It was the summer of 1990, I was fifteen, and I was in love. We’d been together for about a year. Our friend Kay hatched an ingenious plan, the teenage equivalent of a Ponzi scheme really. Everybody told their parents that they were going to a friend’s cottage (TRUE). Everybody said parents would be there (FALSE). The Arthur Andersen worthy ways in which we pulled off this scam would have made the smartest guys in the room at Enron beam with pride. But I’ll spare you the details. Suffice it to say that ten of us, all underage, piled into a rickety old van and made our way down to a cottage on Lake Lovering, an hour and a half south of Montreal, where we’d be alone for four days—FOUR DAYS!—without any adult supervision.
Of course what followed was a comedy of errors. First we got lost. A trip that should have taken an hour and a half took almost six hours. Then we ran out of gas just as we pulled into the driveway. Turns out, one of those flashing lights was the gas light. We arrived at the cottage a little before midnight. Exhausted. Hungry. Pissed Off. Badly in need of a good night’s sleep. But that would not come, not for awhile, because of the fleas.
Kay’s mom’s best friend had, we later on discovered, stayed at the cottage the previous weekend with her three, big, flea-infested dogs. She and her dogs had, at some point, gone back to Montreal. But most of the fleas stayed. And they were starving. The fleas started biting soon after we walked into the cottage with our bags and gear. Most of us were bleeding and crazed before long. Took us an hour to find some Raid. Another hour or two to kill them all. That first night was terrible. Didn’t get to sleep until three or four in the morning.

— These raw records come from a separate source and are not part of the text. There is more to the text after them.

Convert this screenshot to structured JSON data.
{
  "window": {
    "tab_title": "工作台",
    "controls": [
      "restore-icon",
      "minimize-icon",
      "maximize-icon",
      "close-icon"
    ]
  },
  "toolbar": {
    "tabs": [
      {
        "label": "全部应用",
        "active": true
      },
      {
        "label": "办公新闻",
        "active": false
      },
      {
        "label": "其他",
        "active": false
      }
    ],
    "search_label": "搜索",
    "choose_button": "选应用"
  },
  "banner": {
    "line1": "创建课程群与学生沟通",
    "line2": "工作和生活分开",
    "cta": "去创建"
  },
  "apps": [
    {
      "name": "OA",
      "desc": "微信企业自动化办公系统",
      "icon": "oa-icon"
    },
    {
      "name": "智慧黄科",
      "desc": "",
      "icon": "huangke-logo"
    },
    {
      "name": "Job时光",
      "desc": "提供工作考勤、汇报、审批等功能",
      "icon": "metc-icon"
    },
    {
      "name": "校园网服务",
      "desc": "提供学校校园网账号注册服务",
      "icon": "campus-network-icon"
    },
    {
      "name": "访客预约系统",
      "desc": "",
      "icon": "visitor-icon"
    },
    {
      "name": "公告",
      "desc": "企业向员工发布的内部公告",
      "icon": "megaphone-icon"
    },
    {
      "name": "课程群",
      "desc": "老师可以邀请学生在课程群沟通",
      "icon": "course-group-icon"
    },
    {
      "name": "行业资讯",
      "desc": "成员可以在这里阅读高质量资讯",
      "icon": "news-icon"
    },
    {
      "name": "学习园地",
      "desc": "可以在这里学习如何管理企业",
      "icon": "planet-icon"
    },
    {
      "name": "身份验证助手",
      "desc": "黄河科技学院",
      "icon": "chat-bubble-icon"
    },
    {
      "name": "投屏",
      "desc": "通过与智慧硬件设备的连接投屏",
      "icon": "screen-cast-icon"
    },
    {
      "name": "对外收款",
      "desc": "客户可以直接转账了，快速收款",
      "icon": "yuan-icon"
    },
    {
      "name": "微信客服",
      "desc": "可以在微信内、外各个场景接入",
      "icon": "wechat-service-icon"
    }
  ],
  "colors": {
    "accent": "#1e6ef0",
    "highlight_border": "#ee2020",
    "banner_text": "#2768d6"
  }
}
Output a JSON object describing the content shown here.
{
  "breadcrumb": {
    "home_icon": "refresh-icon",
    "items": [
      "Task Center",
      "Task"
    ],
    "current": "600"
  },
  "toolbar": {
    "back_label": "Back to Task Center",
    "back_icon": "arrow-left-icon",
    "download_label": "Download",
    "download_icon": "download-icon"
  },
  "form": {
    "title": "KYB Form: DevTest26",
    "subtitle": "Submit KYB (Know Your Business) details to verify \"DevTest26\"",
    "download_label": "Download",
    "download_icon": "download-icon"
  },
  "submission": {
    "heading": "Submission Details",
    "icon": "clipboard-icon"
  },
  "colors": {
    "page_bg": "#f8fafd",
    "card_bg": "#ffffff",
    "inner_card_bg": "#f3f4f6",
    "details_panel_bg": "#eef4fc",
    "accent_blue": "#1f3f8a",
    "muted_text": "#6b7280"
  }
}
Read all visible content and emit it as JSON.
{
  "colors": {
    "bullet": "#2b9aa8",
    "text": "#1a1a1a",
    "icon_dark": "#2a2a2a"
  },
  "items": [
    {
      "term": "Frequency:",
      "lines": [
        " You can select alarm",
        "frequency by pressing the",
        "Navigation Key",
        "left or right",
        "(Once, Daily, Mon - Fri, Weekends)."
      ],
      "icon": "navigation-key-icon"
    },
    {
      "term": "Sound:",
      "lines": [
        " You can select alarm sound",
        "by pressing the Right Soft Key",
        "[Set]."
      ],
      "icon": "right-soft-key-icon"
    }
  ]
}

The following morning we realized that we hadn’t brought nearly enough food. We realized, as well, that we’d forgotten to pick up some beer (a shocking oversight, all things considered). Had to get gas too. We knew we were going to have to walk into town. But Kay assured us that it wasn’t far. Maybe an hour. Turns out, it was more like two. It was an altogether gendered division of labor: the girls stayed at the cottage to clean up whilst the guys trekked into town to get supplies. Took us about two hours to get there and—since we were now heavy-laden with food, gas, and cases of two-four—about three hours to get back.
The girls had gone wild while we were gone. First they helped themselves to Kay’s mom’s private stash of wine coolers. Then they decided to go skinny dipping in Lake Lovering. We arrived, shirtless and sweaty, upon a scene straight out of Homer. It was paradise: laughing mermaids frolicking in the midday sun. My girlfriend and I did it later on that day. It was her first time. My first time too. And we were so in love. So in love on Lake Lovering.
But then everything went to shit. Our parents found out where we were (somehow). On Sunday, a posse of pissed-off parental lawmakers piled into a Pontiac, got on the highway, and made their way south: to bring justice to the Eastern Townships. We didn’t see them coming. Didn’t hear them coming either. Because we were blasting our music. Because we were wasted. Because we were dancing around outside, frolicking in the sunshine half-naked in a place outside of time, a place that felt like heaven.
The parents arrived, fuming and furious, upon a decadent scene straight out of Bosch’s Garden of Earthly Delights. They quickly transformed it into a dreadful scene straight out of Dante’s Inferno. I remember thinking: this is it: this is the worst moment of my life. But it wasn’t. Not even close. The bad memories faded long ago. All I remember now is the play of the sun on the water, the laughter of the mermaids, and the smell of my girlfriend’s perfume. It was beautiful: Estée Lauder’s Beautiful.
—John Faithful Hamer, The Myth of the Fuckbuddy (2017)